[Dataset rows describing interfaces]
>>>
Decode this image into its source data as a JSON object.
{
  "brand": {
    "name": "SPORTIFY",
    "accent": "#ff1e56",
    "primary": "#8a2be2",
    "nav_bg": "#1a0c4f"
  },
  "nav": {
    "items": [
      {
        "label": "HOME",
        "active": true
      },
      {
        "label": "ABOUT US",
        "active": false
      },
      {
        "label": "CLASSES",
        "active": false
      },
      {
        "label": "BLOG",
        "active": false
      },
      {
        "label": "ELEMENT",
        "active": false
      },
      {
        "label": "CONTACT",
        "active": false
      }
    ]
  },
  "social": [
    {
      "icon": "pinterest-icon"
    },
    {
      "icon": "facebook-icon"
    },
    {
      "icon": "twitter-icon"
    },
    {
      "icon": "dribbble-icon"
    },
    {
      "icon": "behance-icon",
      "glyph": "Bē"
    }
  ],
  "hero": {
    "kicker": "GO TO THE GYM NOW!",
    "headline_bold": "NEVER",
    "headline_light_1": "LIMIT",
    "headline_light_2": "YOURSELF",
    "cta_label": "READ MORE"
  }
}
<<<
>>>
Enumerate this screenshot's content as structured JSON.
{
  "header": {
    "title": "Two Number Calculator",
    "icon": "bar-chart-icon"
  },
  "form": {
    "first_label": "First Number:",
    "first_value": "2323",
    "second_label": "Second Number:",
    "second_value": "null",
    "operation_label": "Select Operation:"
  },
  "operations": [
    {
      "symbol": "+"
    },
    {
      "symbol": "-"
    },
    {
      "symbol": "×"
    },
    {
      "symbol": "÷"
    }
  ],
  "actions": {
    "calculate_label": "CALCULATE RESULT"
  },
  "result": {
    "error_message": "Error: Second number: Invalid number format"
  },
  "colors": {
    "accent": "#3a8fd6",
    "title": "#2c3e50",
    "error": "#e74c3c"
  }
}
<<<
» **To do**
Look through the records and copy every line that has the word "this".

» **Exercise output**
Decode this image into its source data as a JSON object.
Enumerate this screenshot's content as structured JSON.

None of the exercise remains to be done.